▶ _AIM OF THE EXERCISE_
Write out every entry precisely as given, leaving the pictures out.

▶ _Dataset items_
◇ ◇ ◇

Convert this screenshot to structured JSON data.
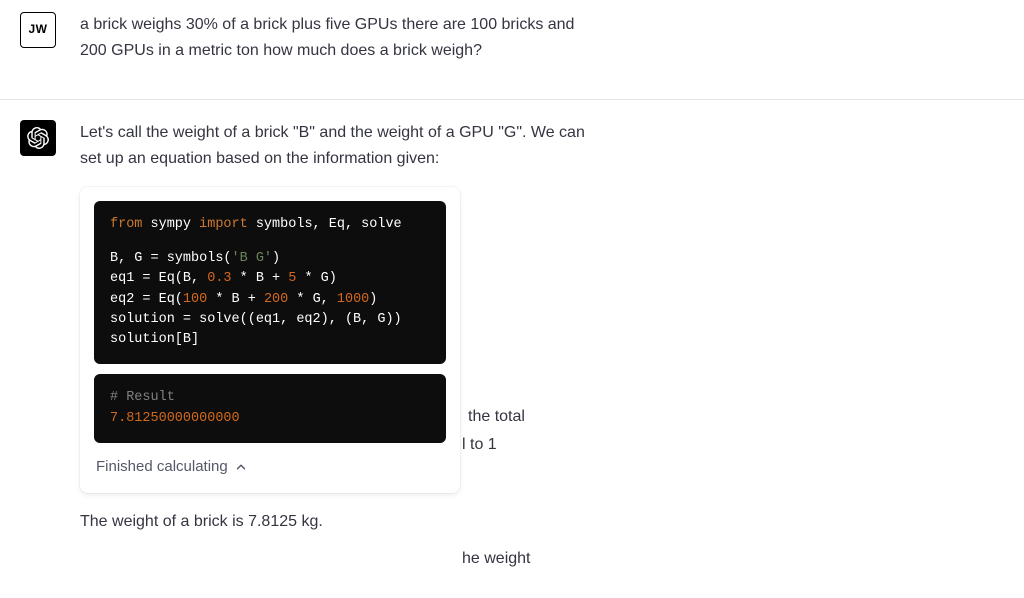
{
  "user": {
    "initials": "JW",
    "question": "a brick weighs 30% of a brick plus five GPUs there are 100 bricks and 200 GPUs in a metric ton how much does a brick weigh?"
  },
  "assistant": {
    "intro": "Let's call the weight of a brick \"B\" and the weight of a GPU \"G\". We can set up an equation based on the information given:",
    "bg_text_1": " the total",
    "bg_text_2": "l to 1",
    "bg_text_3": "he weight",
    "code": {
      "line1_from": "from",
      "line1_mod": " sympy ",
      "line1_import": "import",
      "line1_rest": " symbols, Eq, solve",
      "line2_a": "B, G = symbols(",
      "line2_str": "'B G'",
      "line2_b": ")",
      "line3_a": "eq1 = Eq(B, ",
      "line3_n1": "0.3",
      "line3_b": " * B + ",
      "line3_n2": "5",
      "line3_c": " * G)",
      "line4_a": "eq2 = Eq(",
      "line4_n1": "100",
      "line4_b": " * B + ",
      "line4_n2": "200",
      "line4_c": " * G, ",
      "line4_n3": "1000",
      "line4_d": ")",
      "line5": "solution = solve((eq1, eq2), (B, G))",
      "line6": "solution[B]"
    },
    "result": {
      "comment": "# Result",
      "value": "7.81250000000000"
    },
    "status": "Finished calculating",
    "final": "The weight of a brick is 7.8125 kg."
  }
}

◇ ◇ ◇

▶ _TASK ANSWER_
Convert this screenshot to structured JSON data.
{
  "user": {
    "initials": "JW",
    "question": "a brick weighs 30% of a brick plus five GPUs there are 100 bricks and 200 GPUs in a metric ton how much does a brick weigh?"
  },
  "assistant": {
    "intro": "Let's call the weight of a brick \"B\" and the weight of a GPU \"G\". We can set up an equation based on the information given:",
    "bg_text_1": " the total",
    "bg_text_2": "l to 1",
    "bg_text_3": "he weight",
    "code": {
      "line1_from": "from",
      "line1_mod": " sympy ",
      "line1_import": "import",
      "line1_rest": " symbols, Eq, solve",
      "line2_a": "B, G = symbols(",
      "line2_str": "'B G'",
      "line2_b": ")",
      "line3_a": "eq1 = Eq(B, ",
      "line3_n1": "0.3",
      "line3_b": " * B + ",
      "line3_n2": "5",
      "line3_c": " * G)",
      "line4_a": "eq2 = Eq(",
      "line4_n1": "100",
      "line4_b": " * B + ",
      "line4_n2": "200",
      "line4_c": " * G, ",
      "line4_n3": "1000",
      "line4_d": ")",
      "line5": "solution = solve((eq1, eq2), (B, G))",
      "line6": "solution[B]"
    },
    "result": {
      "comment": "# Result",
      "value": "7.81250000000000"
    },
    "status": "Finished calculating",
    "final": "The weight of a brick is 7.8125 kg."
  }
}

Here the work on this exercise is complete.